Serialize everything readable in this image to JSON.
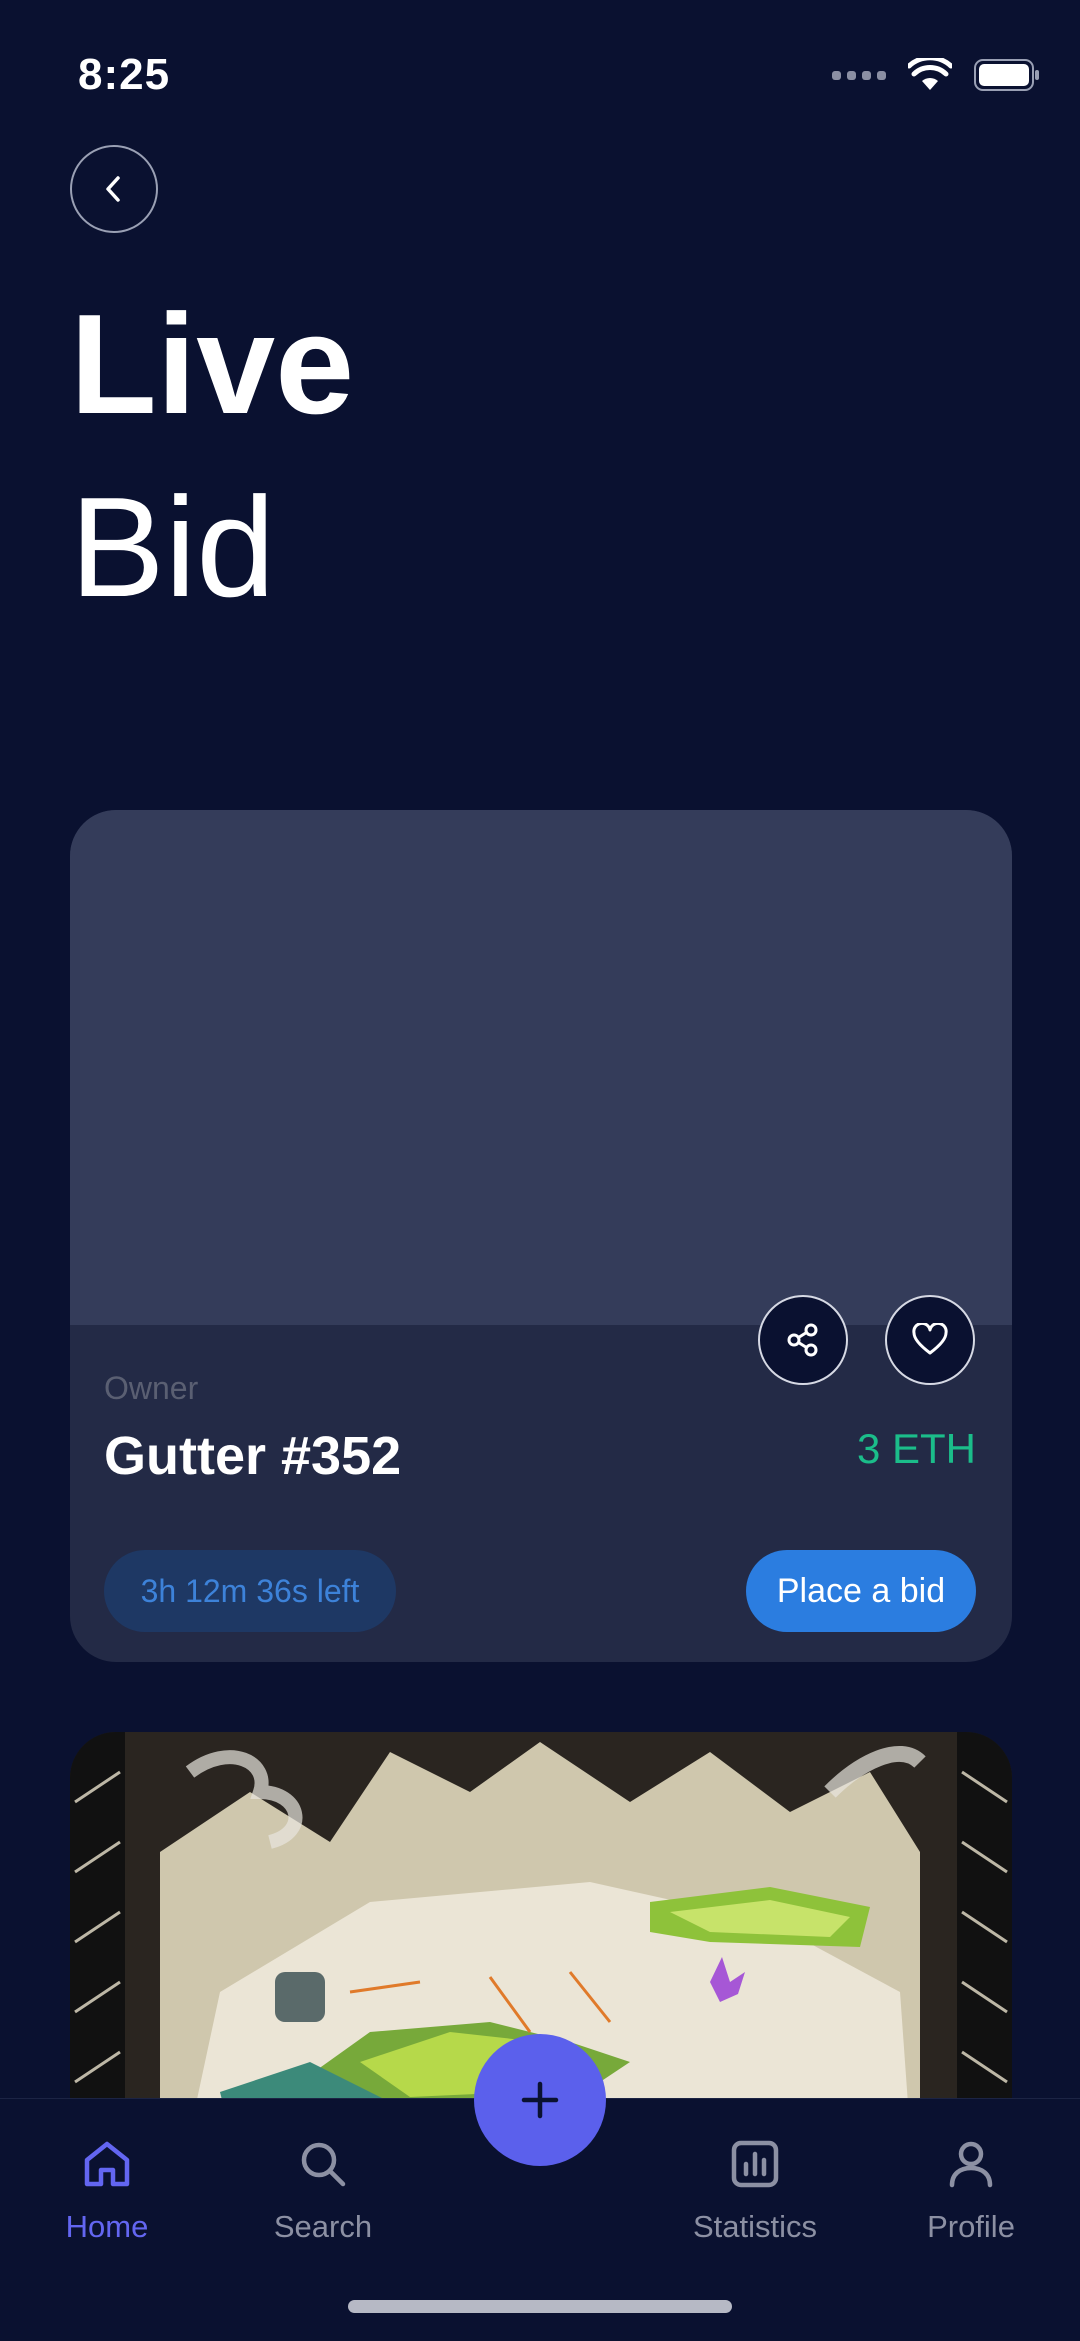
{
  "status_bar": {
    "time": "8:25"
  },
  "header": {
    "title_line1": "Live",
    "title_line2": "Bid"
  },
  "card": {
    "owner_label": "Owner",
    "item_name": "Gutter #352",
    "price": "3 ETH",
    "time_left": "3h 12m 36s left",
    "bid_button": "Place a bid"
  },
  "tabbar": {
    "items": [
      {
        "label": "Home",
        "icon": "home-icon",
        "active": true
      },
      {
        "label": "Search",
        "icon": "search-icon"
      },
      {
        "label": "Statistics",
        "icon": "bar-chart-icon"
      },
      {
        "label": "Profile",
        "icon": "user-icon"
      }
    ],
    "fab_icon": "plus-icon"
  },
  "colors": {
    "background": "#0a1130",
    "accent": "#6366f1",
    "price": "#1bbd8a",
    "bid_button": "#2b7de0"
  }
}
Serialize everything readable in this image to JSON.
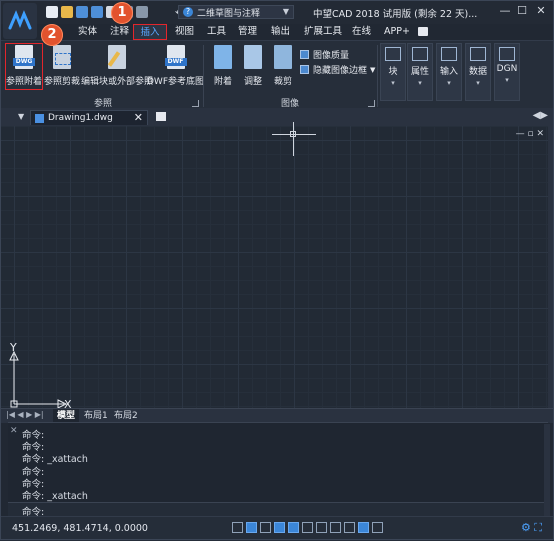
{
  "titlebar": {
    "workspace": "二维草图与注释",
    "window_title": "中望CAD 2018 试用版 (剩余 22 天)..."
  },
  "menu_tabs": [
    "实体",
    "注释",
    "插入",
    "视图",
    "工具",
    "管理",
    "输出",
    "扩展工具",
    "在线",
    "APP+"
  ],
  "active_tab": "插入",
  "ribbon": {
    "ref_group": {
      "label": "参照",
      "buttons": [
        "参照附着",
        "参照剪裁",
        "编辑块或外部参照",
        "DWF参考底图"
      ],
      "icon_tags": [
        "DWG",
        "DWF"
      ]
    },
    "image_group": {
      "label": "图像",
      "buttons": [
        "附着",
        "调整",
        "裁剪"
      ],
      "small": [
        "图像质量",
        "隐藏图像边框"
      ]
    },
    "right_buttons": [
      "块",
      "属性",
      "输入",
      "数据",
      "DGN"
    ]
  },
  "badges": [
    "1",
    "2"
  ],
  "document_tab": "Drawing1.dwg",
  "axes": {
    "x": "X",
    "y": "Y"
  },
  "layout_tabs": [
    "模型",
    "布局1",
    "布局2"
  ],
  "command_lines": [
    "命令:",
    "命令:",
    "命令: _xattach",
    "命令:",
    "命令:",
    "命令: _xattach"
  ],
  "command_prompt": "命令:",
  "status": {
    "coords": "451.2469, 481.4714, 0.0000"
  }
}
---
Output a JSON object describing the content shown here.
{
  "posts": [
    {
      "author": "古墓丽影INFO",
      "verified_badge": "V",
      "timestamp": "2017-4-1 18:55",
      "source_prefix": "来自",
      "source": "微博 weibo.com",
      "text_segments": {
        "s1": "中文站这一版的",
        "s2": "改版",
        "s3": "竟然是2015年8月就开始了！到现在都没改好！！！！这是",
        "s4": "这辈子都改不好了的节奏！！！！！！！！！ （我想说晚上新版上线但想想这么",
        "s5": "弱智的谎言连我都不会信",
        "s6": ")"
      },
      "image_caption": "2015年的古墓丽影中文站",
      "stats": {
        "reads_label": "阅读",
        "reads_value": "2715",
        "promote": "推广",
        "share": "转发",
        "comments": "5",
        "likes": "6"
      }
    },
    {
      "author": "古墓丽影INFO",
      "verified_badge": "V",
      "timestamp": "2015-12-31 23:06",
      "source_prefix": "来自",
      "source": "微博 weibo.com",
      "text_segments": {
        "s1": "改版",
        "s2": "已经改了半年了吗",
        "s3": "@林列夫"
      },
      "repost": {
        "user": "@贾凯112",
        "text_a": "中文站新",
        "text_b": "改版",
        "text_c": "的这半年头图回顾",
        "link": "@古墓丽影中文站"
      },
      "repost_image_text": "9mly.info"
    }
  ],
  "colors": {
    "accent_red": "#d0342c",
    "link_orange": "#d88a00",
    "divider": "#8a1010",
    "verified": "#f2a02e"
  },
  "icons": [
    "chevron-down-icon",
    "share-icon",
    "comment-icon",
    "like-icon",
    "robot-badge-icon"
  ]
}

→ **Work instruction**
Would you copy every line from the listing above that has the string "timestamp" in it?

→ **Answer**
      "timestamp": "2017-4-1 18:55",
      "timestamp": "2015-12-31 23:06",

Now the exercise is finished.